The chief of the UN's nuclear watchdog said Thursday that the "alarming" situation at a Russian-occupied nuclear power plant in southeast Ukraine has reached a "grave hour" and demanded an immediate examination of the site by international specialists.
Rafael Mariano Grossi, the director general of the International Atomic Energy Agency (IAEA), issued a warning that recent attacks had damaged components of the Zaporizhzhia nuclear facility and raised the possibility of a "unacceptable" radiation release.
Despite the fact that "things might change at any time," Grossi noted that "IAEA specialists think that there is no imminent threat to nuclear safety."
He said, "Any military activity endangering nuclear safety or security must cease right away." "These military operations so close to a massive nuclear site might have very devastating repercussions."
The facility at Zaporizhzhia
The IAEA has warned that Russia and Ukraine have violated "indispensable nuclear safety and security pillars" since they have so far refused to allow an examination of the plant by the agency and have accused one another of bombarding the facility.
Vassily Nebenzia, the Russian ambassador to the UN, accused Ukraine of firing the shells and pleaded with Kyiv's allies to cease their attacks to avoid a catastrophic radiation leak.
Volodymyr Zelensky, the president of Ukraine, however, blamed Moscow, claiming that it was endangering all of Europe.
Nuclear safety will only be restored for all of Europe, according to Zelensky, if Russians are completely removed from the Zaporizhzhia NPP's land and Ukraine regains full sovereignty over the area around the facility.
Ten shells reportedly fell nearby the complex on Thursday, delaying a shift change, according to the nuclear agency of Ukraine, Energoatom.
According to the agency, "the vehicles carrying the staff of the following shift were turned back to Enerhodar for the safety of nuclear workers." The prior shift's employees will remain on the job until things return to normal.
Despite increased radiation, Energoatom reported radiation levels at the location were normal.Despite further attacks, Energoatom reported that radiation levels at the facility remained normal.
Because they presume Kiev won't retaliate and risk a crisis, a number of Western and Ukrainian officials think Russia is using the massive nuclear complex as a bastion to hide its soldiers and launch strikes.
While Britain's Defense Ministry said in a recent security assessment that Russia's actions at the complex undermine the safety of its operations, US Secretary of State Antony Blinken has charged Moscow with exploiting the facility as a cover for its soldiers.

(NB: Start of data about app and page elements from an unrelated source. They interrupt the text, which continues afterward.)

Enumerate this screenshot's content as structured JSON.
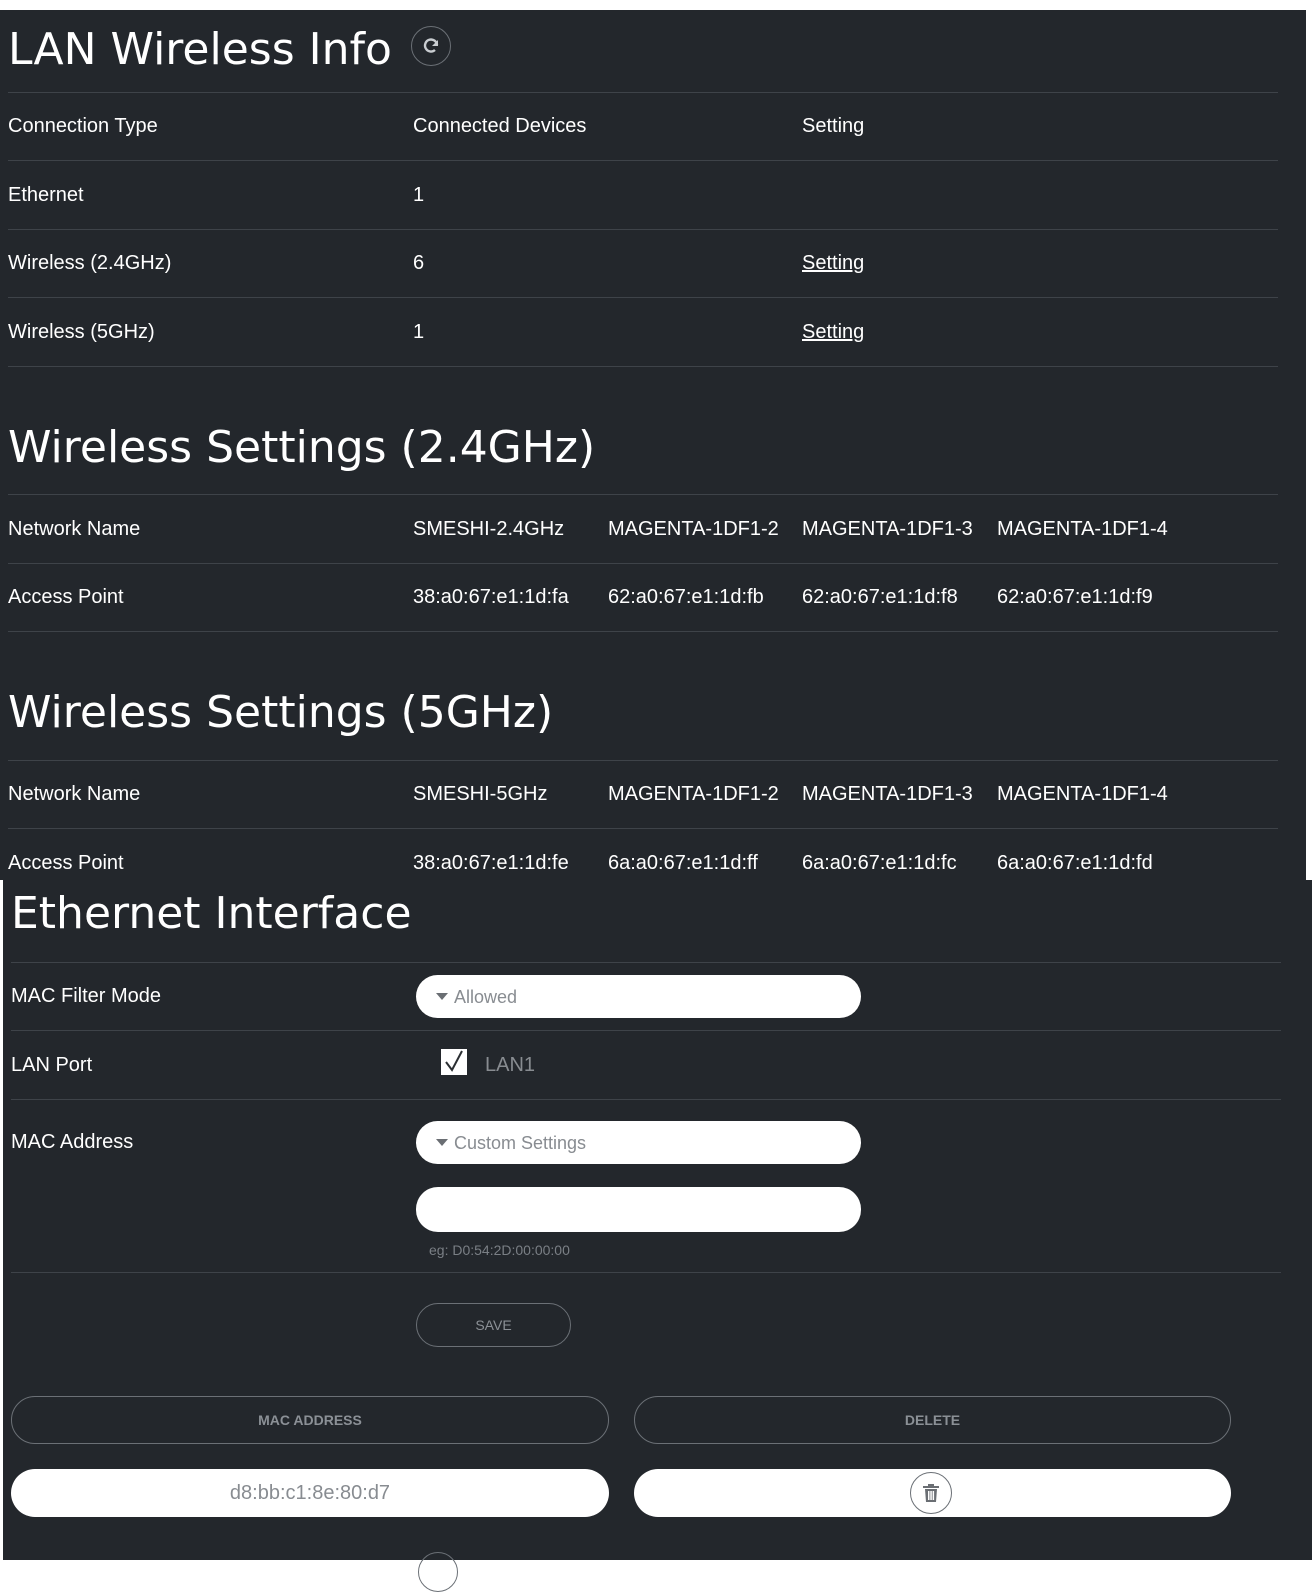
{
  "lan_wireless_info": {
    "title": "LAN Wireless Info",
    "refresh_icon": "refresh-icon",
    "headers": [
      "Connection Type",
      "Connected Devices",
      "Setting"
    ],
    "rows": [
      {
        "type": "Ethernet",
        "devices": "1",
        "setting": ""
      },
      {
        "type": "Wireless (2.4GHz)",
        "devices": "6",
        "setting": "Setting"
      },
      {
        "type": "Wireless (5GHz)",
        "devices": "1",
        "setting": "Setting"
      }
    ]
  },
  "wireless_24": {
    "title": "Wireless Settings (2.4GHz)",
    "network_name_label": "Network Name",
    "access_point_label": "Access Point",
    "network_names": [
      "SMESHI-2.4GHz",
      "MAGENTA-1DF1-2",
      "MAGENTA-1DF1-3",
      "MAGENTA-1DF1-4"
    ],
    "access_points": [
      "38:a0:67:e1:1d:fa",
      "62:a0:67:e1:1d:fb",
      "62:a0:67:e1:1d:f8",
      "62:a0:67:e1:1d:f9"
    ]
  },
  "wireless_5": {
    "title": "Wireless Settings (5GHz)",
    "network_name_label": "Network Name",
    "access_point_label": "Access Point",
    "network_names": [
      "SMESHI-5GHz",
      "MAGENTA-1DF1-2",
      "MAGENTA-1DF1-3",
      "MAGENTA-1DF1-4"
    ],
    "access_points": [
      "38:a0:67:e1:1d:fe",
      "6a:a0:67:e1:1d:ff",
      "6a:a0:67:e1:1d:fc",
      "6a:a0:67:e1:1d:fd"
    ]
  },
  "ethernet_interface": {
    "title": "Ethernet Interface",
    "mac_filter_mode_label": "MAC Filter Mode",
    "mac_filter_mode_value": "Allowed",
    "lan_port_label": "LAN Port",
    "lan_port_option": "LAN1",
    "lan_port_checked": true,
    "mac_address_label": "MAC Address",
    "mac_address_mode": "Custom Settings",
    "mac_address_input_value": "",
    "mac_address_hint": "eg: D0:54:2D:00:00:00",
    "save_label": "SAVE",
    "table_headers": [
      "MAC ADDRESS",
      "DELETE"
    ],
    "entries": [
      {
        "mac": "d8:bb:c1:8e:80:d7",
        "delete_icon": "trash-icon"
      }
    ]
  },
  "colors": {
    "background": "#23272c",
    "text": "#ffffff",
    "divider": "#3e4349",
    "muted": "#888c91"
  }
}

In late July, Dmytro Orlov, the mayor of Enerhodar in Ukraine, said that heavy armament had been seen being used by Russian soldiers close to the facility because "they know very well that the Ukrainian Armed Forces would not reply to these attacks because they might harm the nuclear power plant."
In contrast to Bonnie Jenkins, the US undersecretary for arms control and international affairs, who stated at the UN that Russia is to blame for the "nuclear hazards" at the plant, the US on Thursday supported Ukraine's requests for a demilitarized zone to surround the facility.
"The various repercussions of this fight, including the situation at the Zaporizhzhia nuclear power plant," she cautioned the UN Security Council, "will only stop when Russia ceases its war."
In a statement on Thursday, UN Secretary General Antonio Guterres expressed his "deep concern" about the plant shelling, which he had earlier referred to as "suicidal."
We must be conscious that any potential harm to Zaporizhzhia or any other nuclear plants in Ukraine or anyplace else might have devastating results for the neighborhood as well as the surrounding area, he warned.